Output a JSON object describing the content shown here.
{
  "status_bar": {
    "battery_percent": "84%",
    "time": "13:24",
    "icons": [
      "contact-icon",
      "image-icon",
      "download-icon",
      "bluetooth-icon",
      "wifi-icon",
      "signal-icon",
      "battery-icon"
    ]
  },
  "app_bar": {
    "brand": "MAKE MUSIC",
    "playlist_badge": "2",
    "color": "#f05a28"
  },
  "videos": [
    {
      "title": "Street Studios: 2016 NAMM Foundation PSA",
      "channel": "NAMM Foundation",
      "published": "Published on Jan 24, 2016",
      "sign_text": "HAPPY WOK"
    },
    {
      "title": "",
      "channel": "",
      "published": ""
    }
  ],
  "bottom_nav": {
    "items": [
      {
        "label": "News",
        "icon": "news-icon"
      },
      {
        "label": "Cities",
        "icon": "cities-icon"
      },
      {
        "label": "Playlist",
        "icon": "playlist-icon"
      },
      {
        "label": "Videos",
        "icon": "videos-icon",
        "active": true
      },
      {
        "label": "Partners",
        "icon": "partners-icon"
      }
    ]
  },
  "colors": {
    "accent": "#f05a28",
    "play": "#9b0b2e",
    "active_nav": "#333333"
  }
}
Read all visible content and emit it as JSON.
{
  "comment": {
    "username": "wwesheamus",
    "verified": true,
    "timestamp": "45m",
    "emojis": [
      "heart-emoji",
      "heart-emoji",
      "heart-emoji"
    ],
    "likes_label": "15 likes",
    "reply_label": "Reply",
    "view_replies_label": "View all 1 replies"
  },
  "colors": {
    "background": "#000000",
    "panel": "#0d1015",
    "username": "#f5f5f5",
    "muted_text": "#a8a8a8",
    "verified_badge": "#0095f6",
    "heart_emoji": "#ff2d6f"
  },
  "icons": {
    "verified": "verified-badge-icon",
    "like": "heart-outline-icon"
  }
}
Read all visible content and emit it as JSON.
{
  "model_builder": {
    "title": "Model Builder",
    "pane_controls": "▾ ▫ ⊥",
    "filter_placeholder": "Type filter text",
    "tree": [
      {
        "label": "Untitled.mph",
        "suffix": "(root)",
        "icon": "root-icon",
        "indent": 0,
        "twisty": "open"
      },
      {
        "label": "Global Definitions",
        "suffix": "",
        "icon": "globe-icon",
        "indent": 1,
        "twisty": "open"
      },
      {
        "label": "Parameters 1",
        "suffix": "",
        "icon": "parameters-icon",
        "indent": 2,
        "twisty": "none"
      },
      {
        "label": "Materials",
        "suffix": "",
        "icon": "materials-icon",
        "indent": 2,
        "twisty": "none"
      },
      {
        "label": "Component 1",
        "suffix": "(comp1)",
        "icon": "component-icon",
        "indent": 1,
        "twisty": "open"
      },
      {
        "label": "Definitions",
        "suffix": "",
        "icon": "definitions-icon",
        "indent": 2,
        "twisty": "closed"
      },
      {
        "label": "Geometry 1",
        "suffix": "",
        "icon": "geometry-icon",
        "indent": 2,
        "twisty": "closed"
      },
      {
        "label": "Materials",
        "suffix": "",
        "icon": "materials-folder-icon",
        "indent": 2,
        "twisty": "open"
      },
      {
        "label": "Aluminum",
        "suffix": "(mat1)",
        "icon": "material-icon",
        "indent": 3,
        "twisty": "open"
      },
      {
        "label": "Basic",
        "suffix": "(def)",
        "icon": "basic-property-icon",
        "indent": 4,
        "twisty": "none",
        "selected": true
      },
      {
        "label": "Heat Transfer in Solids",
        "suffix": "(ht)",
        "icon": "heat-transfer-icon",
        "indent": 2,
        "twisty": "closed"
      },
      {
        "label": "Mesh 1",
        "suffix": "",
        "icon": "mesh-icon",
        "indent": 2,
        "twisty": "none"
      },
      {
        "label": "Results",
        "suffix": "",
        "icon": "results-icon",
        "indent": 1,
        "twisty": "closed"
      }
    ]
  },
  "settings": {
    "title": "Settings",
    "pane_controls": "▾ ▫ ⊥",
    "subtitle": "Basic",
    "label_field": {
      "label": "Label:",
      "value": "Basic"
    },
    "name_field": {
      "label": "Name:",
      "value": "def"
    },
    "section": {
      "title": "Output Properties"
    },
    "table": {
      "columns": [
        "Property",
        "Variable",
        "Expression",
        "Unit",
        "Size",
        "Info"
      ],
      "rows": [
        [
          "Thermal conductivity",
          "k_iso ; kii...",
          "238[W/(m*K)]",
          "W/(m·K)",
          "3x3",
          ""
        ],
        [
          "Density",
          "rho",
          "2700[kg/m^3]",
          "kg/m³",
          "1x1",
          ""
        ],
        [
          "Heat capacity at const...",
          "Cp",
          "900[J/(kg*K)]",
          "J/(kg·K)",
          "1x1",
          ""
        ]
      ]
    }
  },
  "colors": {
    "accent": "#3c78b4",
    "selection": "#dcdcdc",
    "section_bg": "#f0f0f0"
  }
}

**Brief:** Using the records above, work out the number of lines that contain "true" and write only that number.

**Answer to this task:** 3